        This gave the catch line: the rest of the song was original. On Monday morning the song was rehearsed and highly commended, and at night a crowded house caught up the refrain and half the audience went home whistling "Dixie." Bryant gave Emmett $5 for his work. The song became the rage, and "Newcombe's," "Buckley's," and other minstrel bands paid Emmett $5 for the privilege of using it. Mr. Werlean, of New Orleans, wrote to Emmett to secure the copyright, but, without waiting for an answer, published it with the words by Mr. Peters, of New York. He afterwards secured the copyright from Emmett and gave him $600. But Werlean sold thousands of copies without giving Dan a nickel. Not only was Emmett robbed of the profit of his songs, but its authorship was disputed. Will F. Hays claimed it as his own.

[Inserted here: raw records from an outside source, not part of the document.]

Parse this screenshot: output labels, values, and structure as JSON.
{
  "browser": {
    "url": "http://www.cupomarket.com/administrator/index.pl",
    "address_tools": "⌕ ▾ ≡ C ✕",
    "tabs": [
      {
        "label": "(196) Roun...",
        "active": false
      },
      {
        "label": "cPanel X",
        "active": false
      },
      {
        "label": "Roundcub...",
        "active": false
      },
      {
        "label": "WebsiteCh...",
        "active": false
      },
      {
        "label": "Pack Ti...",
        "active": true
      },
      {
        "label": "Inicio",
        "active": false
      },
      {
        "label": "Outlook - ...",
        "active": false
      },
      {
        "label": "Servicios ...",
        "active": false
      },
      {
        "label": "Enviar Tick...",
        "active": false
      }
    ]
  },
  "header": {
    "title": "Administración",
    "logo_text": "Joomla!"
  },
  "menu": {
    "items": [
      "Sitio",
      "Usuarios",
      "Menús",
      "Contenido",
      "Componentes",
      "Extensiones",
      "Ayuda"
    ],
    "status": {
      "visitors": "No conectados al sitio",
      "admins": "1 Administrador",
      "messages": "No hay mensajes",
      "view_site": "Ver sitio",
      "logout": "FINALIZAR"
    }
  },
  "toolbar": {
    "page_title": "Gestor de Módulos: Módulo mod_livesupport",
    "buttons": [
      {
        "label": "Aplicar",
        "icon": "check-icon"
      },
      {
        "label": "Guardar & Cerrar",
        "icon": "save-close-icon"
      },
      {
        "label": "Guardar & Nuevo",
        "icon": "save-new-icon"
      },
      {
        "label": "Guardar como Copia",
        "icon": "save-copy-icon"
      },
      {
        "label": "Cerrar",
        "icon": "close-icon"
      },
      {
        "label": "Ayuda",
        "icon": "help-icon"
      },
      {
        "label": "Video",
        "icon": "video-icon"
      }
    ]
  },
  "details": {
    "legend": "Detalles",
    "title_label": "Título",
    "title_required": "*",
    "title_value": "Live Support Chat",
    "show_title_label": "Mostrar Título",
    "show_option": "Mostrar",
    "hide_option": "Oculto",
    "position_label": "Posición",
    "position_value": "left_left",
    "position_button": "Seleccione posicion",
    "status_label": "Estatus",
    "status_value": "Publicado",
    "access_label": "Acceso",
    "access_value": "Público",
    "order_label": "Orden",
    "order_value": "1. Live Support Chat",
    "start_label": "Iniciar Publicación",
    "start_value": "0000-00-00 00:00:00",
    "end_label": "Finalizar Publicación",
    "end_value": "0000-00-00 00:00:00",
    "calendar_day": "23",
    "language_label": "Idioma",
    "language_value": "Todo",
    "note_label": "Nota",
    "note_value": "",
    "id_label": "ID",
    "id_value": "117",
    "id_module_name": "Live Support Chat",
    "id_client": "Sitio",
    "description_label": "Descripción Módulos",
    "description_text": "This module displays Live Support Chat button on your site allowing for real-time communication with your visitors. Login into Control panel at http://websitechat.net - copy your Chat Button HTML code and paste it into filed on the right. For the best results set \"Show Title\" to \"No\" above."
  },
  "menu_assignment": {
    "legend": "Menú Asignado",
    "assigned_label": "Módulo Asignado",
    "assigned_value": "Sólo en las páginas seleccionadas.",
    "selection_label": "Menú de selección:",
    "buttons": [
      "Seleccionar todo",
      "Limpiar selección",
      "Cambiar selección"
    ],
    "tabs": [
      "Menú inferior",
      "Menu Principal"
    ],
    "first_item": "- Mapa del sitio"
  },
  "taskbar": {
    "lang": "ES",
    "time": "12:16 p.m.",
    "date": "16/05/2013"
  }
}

        Pond brought the matter before a musical publishers' convention and settled the question of authorship; but Dan reaped no benefit from this tardy justice. Emmett got into trouble about his song during the war. It was considered a rebel song, and a sapient Maine editor declared Dan to be a "Secesh," and that he should be treated as one, although "Dixie" was written two years before the commencement of the war, and as originally written there was not a line that could be charged with any political bearing. The crowning popularity of this well-known ditty was secured in New Orleans in the spring of 1861, when Mrs. John Wood played an engagement at the Varieties Theatre. "Pocahontas," by John Brougham, was the attraction, and in the last scene a zouave march was introduced. Carlo Patti, brother of Adalina Patti, was the leader of the orchestra. At the rehearsal Carlo was at a loss as to what air to appropriate.


        Trying several, he finally hit upon "Dixie." Tom McDonough shouted:" That will do--the very thing; play it to-night." Mrs. John Wood, Mark Smith, Loftingwell, and John Owens were delighted. Night came, the Zouaves marched on, led by Miss Susan Denin, singing "I wish I was in Dixie." The audience became wild with delight and seven encores were demanded. Soon after the war broke out. The Washington Artillery had the tune arranged for a quickstep by Romoe Meneri. The saloons, the parlors, the streets rang with the" Dixie" air, and "Dixie" became to the South what the "Marsellaise" is to France.


        Now, to support what I state: Niel Bryant is now in Washington holding some government office; he ought to be able to back up what I say, as he was a member of his brother's company when it was first produced, and Colonel Alston Brown, of New York, is generally considered authority in all matters pertaining to the history of the show world in the United States. Dan Emmett is a native of Ohio and is of German descent. I, together with R. M. Hooley, got him up a benefit in Chicago. John McCullough, Joe Emmett, and a host of volunteers appeared at a matinee, the result of which was over a thousand dollars. I do not credit that Dan is cutting wood, as he is an excellent fiddler and generally makes a living in that vocation. He is a very careful man and never was under the undue influence of liquor in his life.


Source: Southern Historical Society Papers